Some events from the past can be inconvenient to those who would rather they had not happened that way. There is always the option of merely ignoring historical reality, but increasingly in vogue with some is the selective re-telling of what had been accepted for so long as fact, safe in the knowledge that those who lived through those times are safely out of the way.
Thus the approach of occasional Tory and MEP Daniel Hannan, with the added zest of abuse, as he stresses that those of contrary view have not been properly educated. Dan’s chosen period for revision is the years following the Great Crash of October 1929, where he trots out the lame idea that Franklin Roosevelt somehow prevented economic recovery in the USA.
This comes after the gaping omission of what happened in the aftermath of the Crash: Herbert Hoover and his administration effectively did nothing. A budget surplus was run. No intervention was made. And the economy continued to decline. By the time Roosevelt became President, unemployment was at around 25%. No intervention led to no recovery.

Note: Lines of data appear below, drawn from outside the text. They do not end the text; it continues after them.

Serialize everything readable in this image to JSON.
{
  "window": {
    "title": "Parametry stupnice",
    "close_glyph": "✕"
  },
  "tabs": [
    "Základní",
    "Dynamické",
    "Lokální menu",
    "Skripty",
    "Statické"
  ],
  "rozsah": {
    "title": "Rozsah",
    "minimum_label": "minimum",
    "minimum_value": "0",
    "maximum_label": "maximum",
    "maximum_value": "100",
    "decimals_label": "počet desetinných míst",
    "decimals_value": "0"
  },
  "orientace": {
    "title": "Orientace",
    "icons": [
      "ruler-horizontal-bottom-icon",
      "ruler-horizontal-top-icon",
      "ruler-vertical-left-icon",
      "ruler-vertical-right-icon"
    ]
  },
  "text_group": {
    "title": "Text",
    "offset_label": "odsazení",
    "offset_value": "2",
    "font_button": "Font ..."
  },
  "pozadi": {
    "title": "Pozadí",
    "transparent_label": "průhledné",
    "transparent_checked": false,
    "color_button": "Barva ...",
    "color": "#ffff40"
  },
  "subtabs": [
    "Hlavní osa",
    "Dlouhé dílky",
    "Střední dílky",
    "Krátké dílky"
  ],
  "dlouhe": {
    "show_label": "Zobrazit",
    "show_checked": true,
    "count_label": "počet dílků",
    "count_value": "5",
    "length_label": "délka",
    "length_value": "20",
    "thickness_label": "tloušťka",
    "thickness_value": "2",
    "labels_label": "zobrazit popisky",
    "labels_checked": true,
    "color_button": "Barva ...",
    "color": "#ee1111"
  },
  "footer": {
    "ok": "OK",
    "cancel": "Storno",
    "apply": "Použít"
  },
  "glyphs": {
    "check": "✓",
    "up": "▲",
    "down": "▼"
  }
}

Hannan does get one thing right when he tells of the loosening of monetary policy by the Federal Reserve in the late 1920s, but fails to reveal the full picture: this was at the urging mainly of the British, following Churchill’s disastrous return to the gold standard in 1925 which had effectively increased the price of many UK exports by 10% and therefore hobbled the economy.
He also skips over the devaluation of Sterling by exiting from the gold standard – by around 17% - which helped those export industries, although much trade had already been lost for good. Even then, the UK economy did not return to significant growth for three more years, and most of that growth was in the South East. Dan can sneer at the Jarrow marchers, but that was reality on Tyneside in 1936.
And the idea that Roosevelt held back recovery is bunk: the assumptions underpinning the study he references include growth rates which border on the heroic. The reality is that the US economy recovered steadily, until the clamour for a balanced budget – with Dan’s favoured cuts – induced a slump in 1937, which in turn affected the UK economy the following year.
All of this is well enough known for Hannan’s frequent riffing on this theme to be easily dismantled. But he keeps on telling his selective history, whingeing about those “half educated graduates who predominate the world’s legislatures and television editorial conferences”, while the reality – that they are in step and it is he who is not – passes him by.
As such, his repeat hatchet job on Keynes fails. No change there, then.